### RECORDS FOR THIS TASK
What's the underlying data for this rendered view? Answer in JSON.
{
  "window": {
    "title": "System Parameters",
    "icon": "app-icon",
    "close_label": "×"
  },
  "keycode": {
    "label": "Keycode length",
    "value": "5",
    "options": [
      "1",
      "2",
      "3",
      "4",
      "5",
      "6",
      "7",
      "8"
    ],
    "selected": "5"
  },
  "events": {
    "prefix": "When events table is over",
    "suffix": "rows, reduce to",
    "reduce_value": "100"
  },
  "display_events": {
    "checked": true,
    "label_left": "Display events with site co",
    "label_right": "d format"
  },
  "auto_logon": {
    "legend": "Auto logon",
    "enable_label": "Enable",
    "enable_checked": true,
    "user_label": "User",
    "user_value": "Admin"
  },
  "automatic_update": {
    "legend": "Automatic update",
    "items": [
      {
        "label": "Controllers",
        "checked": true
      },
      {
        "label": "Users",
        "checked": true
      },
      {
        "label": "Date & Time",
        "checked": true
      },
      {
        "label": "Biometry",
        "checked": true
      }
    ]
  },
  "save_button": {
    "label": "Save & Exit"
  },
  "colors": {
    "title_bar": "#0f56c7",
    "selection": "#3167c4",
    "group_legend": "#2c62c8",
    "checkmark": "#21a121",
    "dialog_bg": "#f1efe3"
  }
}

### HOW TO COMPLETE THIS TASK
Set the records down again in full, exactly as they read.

### SOLUTION TO THE PROBLEM
What's the underlying data for this rendered view? Answer in JSON.
{
  "window": {
    "title": "System Parameters",
    "icon": "app-icon",
    "close_label": "×"
  },
  "keycode": {
    "label": "Keycode length",
    "value": "5",
    "options": [
      "1",
      "2",
      "3",
      "4",
      "5",
      "6",
      "7",
      "8"
    ],
    "selected": "5"
  },
  "events": {
    "prefix": "When events table is over",
    "suffix": "rows, reduce to",
    "reduce_value": "100"
  },
  "display_events": {
    "checked": true,
    "label_left": "Display events with site co",
    "label_right": "d format"
  },
  "auto_logon": {
    "legend": "Auto logon",
    "enable_label": "Enable",
    "enable_checked": true,
    "user_label": "User",
    "user_value": "Admin"
  },
  "automatic_update": {
    "legend": "Automatic update",
    "items": [
      {
        "label": "Controllers",
        "checked": true
      },
      {
        "label": "Users",
        "checked": true
      },
      {
        "label": "Date & Time",
        "checked": true
      },
      {
        "label": "Biometry",
        "checked": true
      }
    ]
  },
  "save_button": {
    "label": "Save & Exit"
  },
  "colors": {
    "title_bar": "#0f56c7",
    "selection": "#3167c4",
    "group_legend": "#2c62c8",
    "checkmark": "#21a121",
    "dialog_bg": "#f1efe3"
  }
}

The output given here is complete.